### Task details
Lines with "Mapping" in the records below: say how many there are, and add nothing.

(Element data from apps and pages)
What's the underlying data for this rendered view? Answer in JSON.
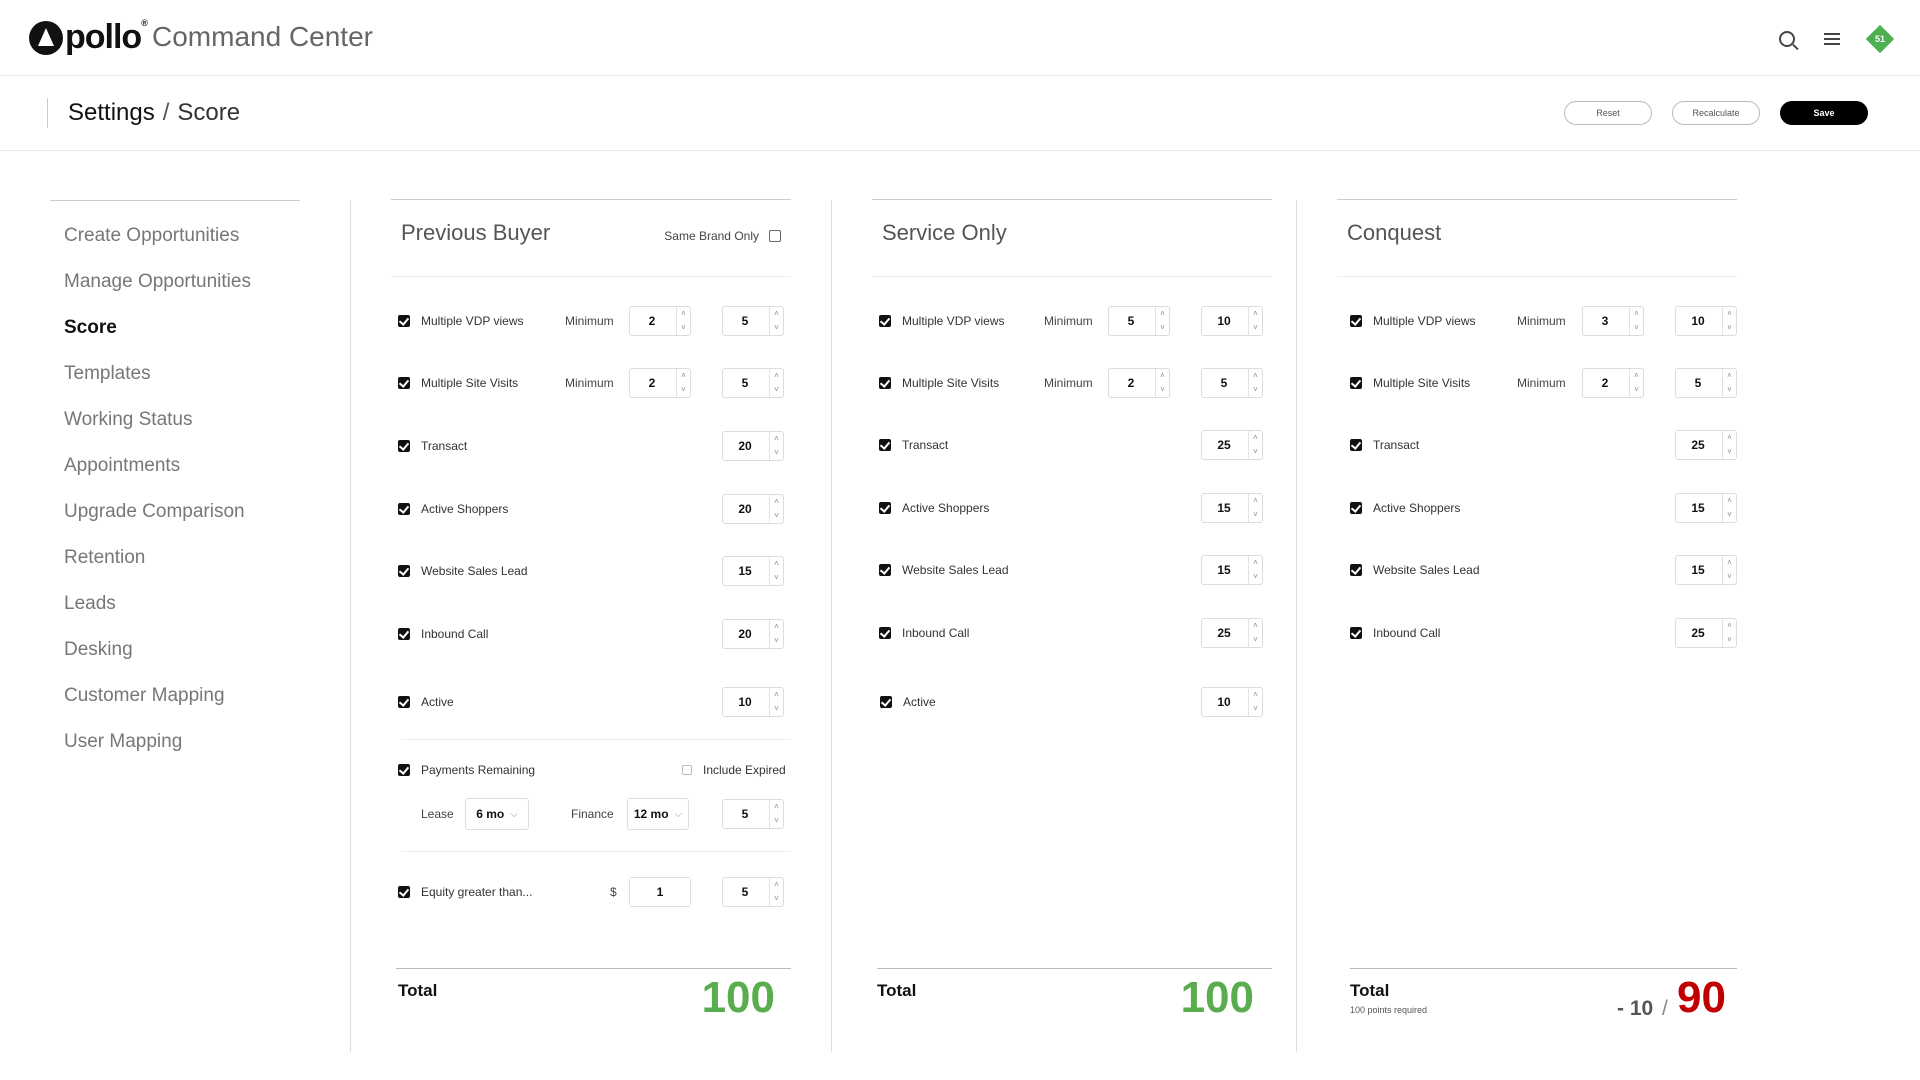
{
  "header": {
    "logo_text": "pollo",
    "logo_reg": "®",
    "app_name": "Command Center",
    "notification_badge": "51",
    "accent_color": "#4caf50"
  },
  "subheader": {
    "breadcrumb_root": "Settings",
    "breadcrumb_sep": "/",
    "breadcrumb_current": "Score",
    "reset_label": "Reset",
    "recalculate_label": "Recalculate",
    "save_label": "Save"
  },
  "sidebar": {
    "items": [
      {
        "label": "Create Opportunities"
      },
      {
        "label": "Manage Opportunities"
      },
      {
        "label": "Score"
      },
      {
        "label": "Templates"
      },
      {
        "label": "Working Status"
      },
      {
        "label": "Appointments"
      },
      {
        "label": "Upgrade Comparison"
      },
      {
        "label": "Retention"
      },
      {
        "label": "Leads"
      },
      {
        "label": "Desking"
      },
      {
        "label": "Customer Mapping"
      },
      {
        "label": "User Mapping"
      }
    ],
    "active_item": "Score"
  },
  "labels": {
    "minimum": "Minimum",
    "total": "Total"
  },
  "panels": [
    {
      "title": "Previous Buyer",
      "same_brand_label": "Same Brand Only",
      "rows": [
        {
          "label": "Multiple VDP views",
          "min": "2",
          "value": "5"
        },
        {
          "label": "Multiple Site Visits",
          "min": "2",
          "value": "5"
        },
        {
          "label": "Transact",
          "value": "20"
        },
        {
          "label": "Active Shoppers",
          "value": "20"
        },
        {
          "label": "Website Sales Lead",
          "value": "15"
        },
        {
          "label": "Inbound Call",
          "value": "20"
        },
        {
          "label": "Active",
          "value": "10"
        }
      ],
      "payments": {
        "label": "Payments Remaining",
        "include_expired_label": "Include Expired",
        "lease_label": "Lease",
        "lease_value": "6 mo",
        "finance_label": "Finance",
        "finance_value": "12 mo",
        "value": "5"
      },
      "equity": {
        "label": "Equity greater than...",
        "currency": "$",
        "amount": "1",
        "value": "5"
      },
      "total": "100"
    },
    {
      "title": "Service Only",
      "rows": [
        {
          "label": "Multiple VDP views",
          "min": "5",
          "value": "10"
        },
        {
          "label": "Multiple Site Visits",
          "min": "2",
          "value": "5"
        },
        {
          "label": "Transact",
          "value": "25"
        },
        {
          "label": "Active Shoppers",
          "value": "15"
        },
        {
          "label": "Website Sales Lead",
          "value": "15"
        },
        {
          "label": "Inbound Call",
          "value": "25"
        },
        {
          "label": "Active",
          "value": "10"
        }
      ],
      "total": "100"
    },
    {
      "title": "Conquest",
      "rows": [
        {
          "label": "Multiple VDP views",
          "min": "3",
          "value": "10"
        },
        {
          "label": "Multiple Site Visits",
          "min": "2",
          "value": "5"
        },
        {
          "label": "Transact",
          "value": "25"
        },
        {
          "label": "Active Shoppers",
          "value": "15"
        },
        {
          "label": "Website Sales Lead",
          "value": "15"
        },
        {
          "label": "Inbound Call",
          "value": "25"
        }
      ],
      "total_sub": "100 points required",
      "delta": "- 10",
      "slash": "/",
      "total": "90"
    }
  ],
  "colors": {
    "total_ok": "#5aad4e",
    "total_bad": "#c00000"
  }
}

### Reply
2